Wearables, IoT, and the Quantified Self

Societal and technology trends are converging and have the promise of being fully integrated in the future. I’ve been fascinated by the societal trend toward health, fitness, and optimizing behavior and the ways in which technology trends such as mobile, wearable, and what is referred to as the Internet of Things are converging. I tend to be an early adopter of anything tech so I’ve been exploring these technologies personally. I’m often asked about all of this so thought I’d share my experiences in this post. 

My iPhone now has an M9 motion coprocessor integrated into the A9 chip that connects to the accelerometer, compass, gyroscope, and barometer to measure my running or walking pace as well as my steps, distance, and elevation changes. Using the iPhone with my Apple Watch with it’s Activity app, I can now select what fitness activity I’ll be engaged in and then track my progress directly on my wrist. I also get taptic feedback discreetly on my wrist when I’ve met particular milestones. I also get that taptic feedback as a reminder to stand for at least one minute per hour as well. The Activity display nicely visualizes how I’m progressing toward my goals for standing, moving, and exercising. I try to become “whole" each day by having complete circles for each activity by the end of the day. 

I’ve also been using the MyFitnessPal app on my phone and watch. The app allows me to track what I eat and drink and also what exercise I’m doing each day. I used apps like this some years ago and it was so difficult at the time because you had to manually input all the information. With the current app, all I do is search for or select the food or drink or simply scan the UPC code of a product in front of me. The app intelligently estimates the serving size almost perfectly but you can also modify it. The exercise metrics are captured automatically from the iOS Health app on my phone and also from the Activity app on my watch. 

In addition to my phone and watch with their apps, I also use devices from Withings including a scale that measures weight, body mass index, and fat mass, and also a blood pressure cuff that provides measurements of systolic and diastolic readings and heart rate. All of these data are also automatically captured by the iOS Health app and thereby to the other iOS apps like MyFitnessApp.  

I’ve recently been using one other device which tracks my driving. It’s a small telematics device that connects to my vehicle’s OBD2 port. It tracks and transmits distance travelled, the time of the day I travel, sudden braking, and rapid acceleration. My insurance company provided an incentive of a 5 percent reduction in my insurance premium for installing the device and up to a 25 percent reduction for really good driving behavior. I actually just wanted to try the device. The app allows me to see the details of every trip I take and gives me a summary of the key measurements including any “events” which are instances of what it deems to be bad or risky driving. 

As you can see, I now have sensors which are quantifying many aspects of my life and through the Internet of Things technologies together with mobile and wearable devices, I can view the data at a glance on my wrist. So, how has all of this changed my life? It has changed me in some pretty dramatic ways. I’m way more aware of my health and what impacts it. Being able to see at a glance how many calories I’ve consumed versus how many I’ve expended by itself has made a huge difference.

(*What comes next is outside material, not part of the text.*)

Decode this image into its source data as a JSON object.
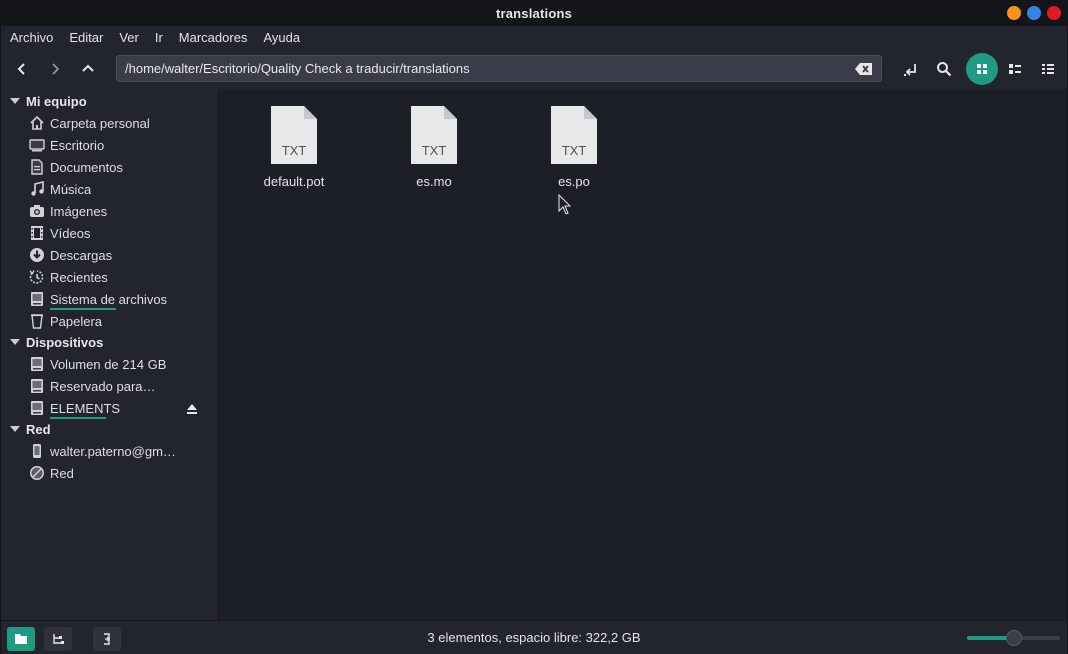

Drilling down into the details and seeing the impact of certain foods in terms of their caloric and nutritional value and also the health benefits of particular activities has been eye opening. This is truly actionable information and I regularly change my behavior based on it. It’s important to point out that it wasn’t just the activity monitoring, or the automatic uploading of my scale information, or recording what I eat. It was all of it integrated together via the iOS Health app and visualizing it together on my phone and in particular my watch that made the real difference. I’ve significantly improved my health indicators.

The assessment of my driving behavior has been interesting. The act of monitoring and visualizing things like my acceleration and braking has had a substantial impact on my driving. While I may have driven aggressively at times in the past, I no longer do that at all and my family has noticed the difference too. I’ve introspected about what this change really was all about and I’ve determined that it is mostly that it has gamified good driving behavior. I feel good at the end of a week when I see five stars with no so called events, or bad driving behavior. 

It used to be that medical practitioners would provide you with the measurements of your health when you go for an annual checkup and if those measurements were significantly off the norm, they would suggest corrective action often involving expensive medications or surgical procedures. These new directions in technology enable individuals to track their health in real time and make changes in behavior based on them proactively and preventatively. Similarly, driving behaviors that are more risky in the past would have resulted some of the time in accidents and expensive repairs. Whereas now with these technologies, a driver is able to assess and be motivated to have optimal driving behavior resulting in a lowered likelihood of accidents and resulting costs.

I think the future looks bright for the quantified self enabled through the Internet of Things technologies together with mobile and wearable technology.